Wednesday, February 17, 2010

Why College Hockey Needs to Consider Changing Rules on Fighting

I know this is a taboo subject for the NCAA. They don't want anyone talking about the idea.

However, it's time for them to take a good, long, hard look at the world we're living in. Hockey is different than it used to be. Players are generally bigger, faster, stronger, and even dirtier. As we learn more about hits to the head and the impact they can have on people who get hit high, player safety is more important than ever.

Changing the strict rules on fighting certainly doesn't look like something that promotes better player safety.

In fairness, though, the fact that the NCAA strictly prohibits fighting and automatically suspends players who fight doesn't help. There's a fine line between promoting fighting and banning it altogether, and college hockey would be wise to find that happy medium.

After all, look at the downside to not having fighting in the college game.

The memories of this hit:

... spoil over into this incident.

Then, when the players aren't allowed to settle things on the ice, this happens:
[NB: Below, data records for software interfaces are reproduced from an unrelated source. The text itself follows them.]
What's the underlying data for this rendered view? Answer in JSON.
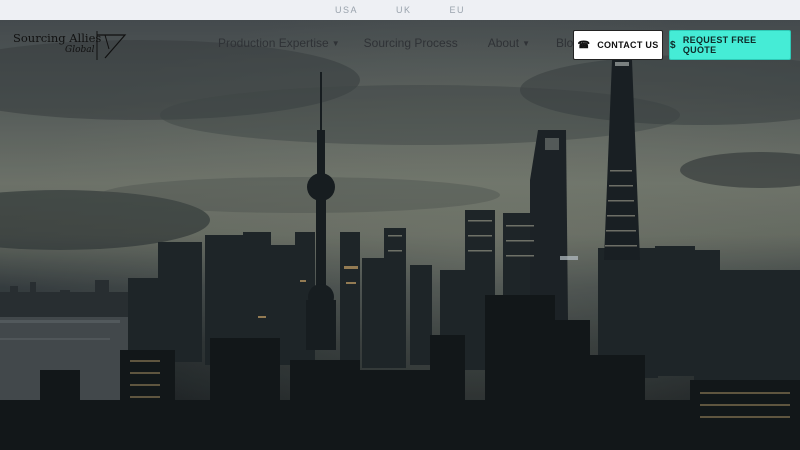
{
  "region_bar": {
    "items": [
      "USA",
      "UK",
      "EU"
    ]
  },
  "logo": {
    "name": "Sourcing Allies",
    "tagline": "Global"
  },
  "nav": {
    "items": [
      {
        "label": "Production Expertise",
        "has_dropdown": true
      },
      {
        "label": "Sourcing Process",
        "has_dropdown": false
      },
      {
        "label": "About",
        "has_dropdown": true
      },
      {
        "label": "Blog",
        "has_dropdown": false
      }
    ]
  },
  "cta": {
    "contact_label": "CONTACT US",
    "contact_icon": "phone-icon",
    "quote_label": "REQUEST FREE QUOTE",
    "quote_icon": "dollar-icon"
  },
  "colors": {
    "accent": "#45ecd6",
    "topbar": "#eef0f4"
  }
}
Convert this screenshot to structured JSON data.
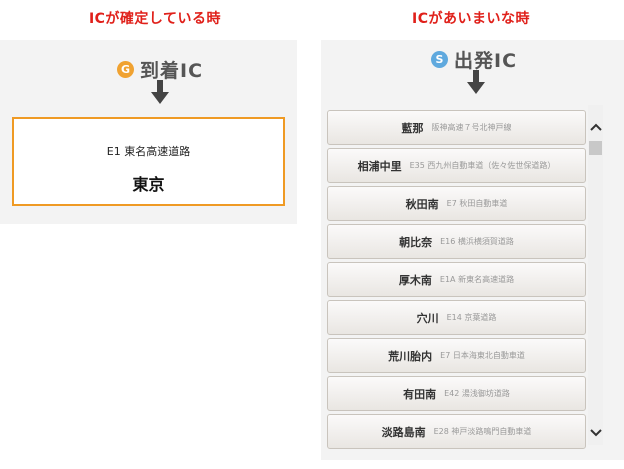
{
  "confirmed_section": {
    "heading": "ICが確定している時",
    "ic_label": "到着IC",
    "badge_letter": "G",
    "road": "E1 東名高速道路",
    "name": "東京"
  },
  "ambiguous_section": {
    "heading": "ICがあいまいな時",
    "ic_label": "出発IC",
    "badge_letter": "S",
    "items": [
      {
        "name": "藍那",
        "road": "阪神高速７号北神戸線"
      },
      {
        "name": "相浦中里",
        "road": "E35 西九州自動車道（佐々佐世保道路）"
      },
      {
        "name": "秋田南",
        "road": "E7 秋田自動車道"
      },
      {
        "name": "朝比奈",
        "road": "E16 横浜横須賀道路"
      },
      {
        "name": "厚木南",
        "road": "E1A 新東名高速道路"
      },
      {
        "name": "穴川",
        "road": "E14 京葉道路"
      },
      {
        "name": "荒川胎内",
        "road": "E7 日本海東北自動車道"
      },
      {
        "name": "有田南",
        "road": "E42 湯浅御坊道路"
      },
      {
        "name": "淡路島南",
        "road": "E28 神戸淡路鳴門自動車道"
      }
    ]
  },
  "colors": {
    "heading": "#e0201a",
    "confirmed_border": "#ef9a24",
    "badge_g": "#f0a231",
    "badge_s": "#5fa9de",
    "panel_bg": "#f3f3f3"
  }
}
You can blame Garrett Roe for diving around all you want, too. Roe is that kind of player, no matter what you may think of his scoring ability. It's totally understandable why he would be under the skin of opponents with his propensity for embellishment.

However, Darcy Zajac was out of line, and the WCHA was probably wrong not to consider supplemental discipline for his actions.

Anyway, perhaps this totally preventable sequence of events will give people a good idea why fighting in hockey is rarely a bad thing.


Anonymous said...

Bruce: Did this really happen? If so, how did he avoid jail?

Goon said...

Bruce really awesome blog post. Anonymous that story is true.